“A strong united business district, as well as an open relationship with Raritan will only benefit everyone involved,” he said.

Aside from the businesses, Raritan is seeing a great deal of housing construction, and Bray said with block 81 and development on La Grange Street, there is no need for more housing development in Raritan.

“It is time Raritan turns its attention to smarter growth,” he said. “We have to address the inadequate space for our fire and police departments.

Additional revenue that Raritan will take in from redevelopments like block 81 and LabCorp need to be used to provide such an upgrade.”

In addition, Bray said, it will be important to use additional revenue to make needed improvements downtown. He said the borough needs to be proactive in acquiring property to turn into parking to help entice businesses.

Bray said the borough also needs to do something with the Raritan Mall, and hopefully bring back a grocery store.

“This property will not be earmarked for more housing,” he said. “All of these proposals will only help raise the property values in town, thus improving everyone’s quality of life.”

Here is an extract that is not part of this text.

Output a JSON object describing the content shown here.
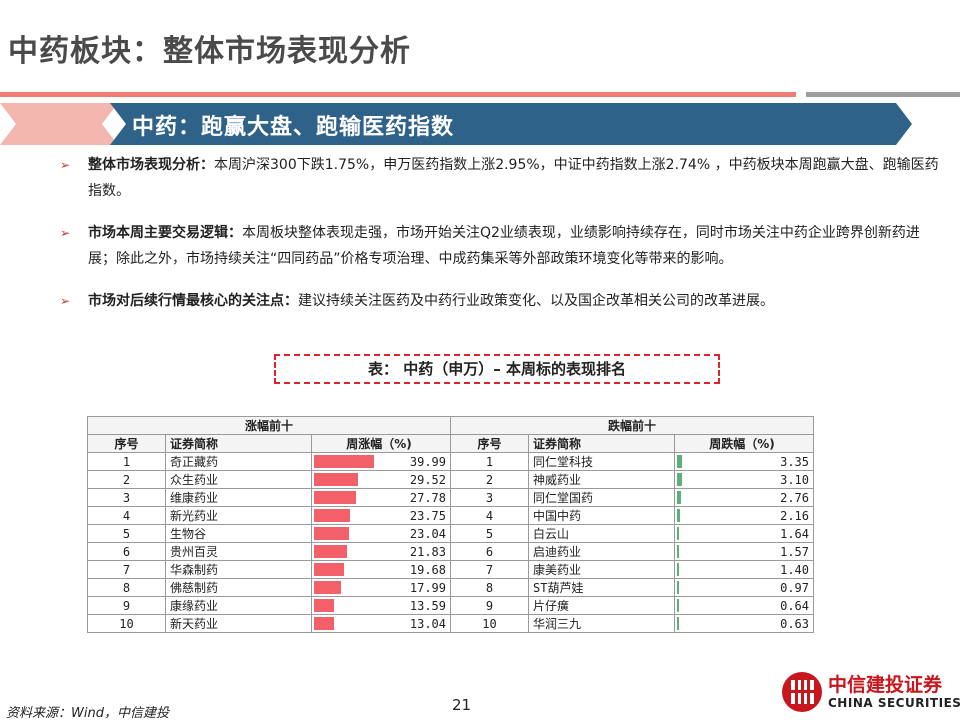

Also critical to his administration if elected, Bray said, will be working with the county and state to improve roadways. Bray said he is planning to add more speed humps where needed, as well as signs, painting on roads, speed signs and strategic speed traps.

“A lot of Raritan neighborhood roads are major cut-throughs for people from surrounding towns,” he said. “We will do more to address these issues.”

Bray said they will also be proactive in looking for roads that need repaving and fixing, while also working with the state to improve the situation at the First Avenue and Route 202 intersection.

“With more money coming to the borough than ever before, budgeting for these projects will be done properly,” he said.

Bray said he is also looking to continue working to improve the walkability and bike-ability of the town.

“It is something I take very seriously,” he said. “People who plan to walk and bike from Somerville and Duke Farms will be coming straight through Raritan. If we are able to provide them with safe opportunities to do so, our businesses can then take advantage of the additional foot and bike traffic.”

Whether Bray or his opponent, Democratic nominee Pablo Orozco, win the election, there will be a new administration come January, and Bray said he is hoping to bring a fresh perspective of revitalizing the downtown and business district.

“This, as well as working to improve traffic and roadway concerns, addressing the desperately needed upgrade in space for our wonderful police and fire departments and continuing to provide excellent services while keeping the municipal tax rate flat will be my main areas of work throughout my four-year term,” he said. “The transition to a new administration will be seamless.”

Bray said he already has an excellent working relationship with citizens, volunteers, employees and members of the current governing body.

“Although everyone may not agree on each decision, I pride myself on my ability to put Raritan first ahead of any personal agenda,” he said.
Bray said he is dedicated to his service to Raritan.

“Going to a resident’s house in the middle of the night to witness train yard noise for myself, standing up and defending the board of health and library, pursuing stronger property maintenance ordinances or creating an economic development committee, fostering relationships with business owners and throwing a brand new event (‘Discovering Raritan’) and actually trying to make a difference downtown are just a few of the many examples of my sincere dedication to Raritan,” he said. “I am an open book.  I am not here to play politics or games with anyone.”

As a member of the council, Bray said, he understands that he is at the service of Raritan and its residents, and he always has the best intentions for Raritan at heart.

“I may not have always gone along with some of my colleagues and may have stuck my neck out for what I felt was right, but I only act in what is best for Raritan,” he said. “If elected mayor, you are getting someone who is always honest and upfront. I have made mistakes along the way.  I would be ridiculous to think otherwise, but at the end of the day I am proud of how I have represented Raritan for the past four years and would be honored to continue to do so.”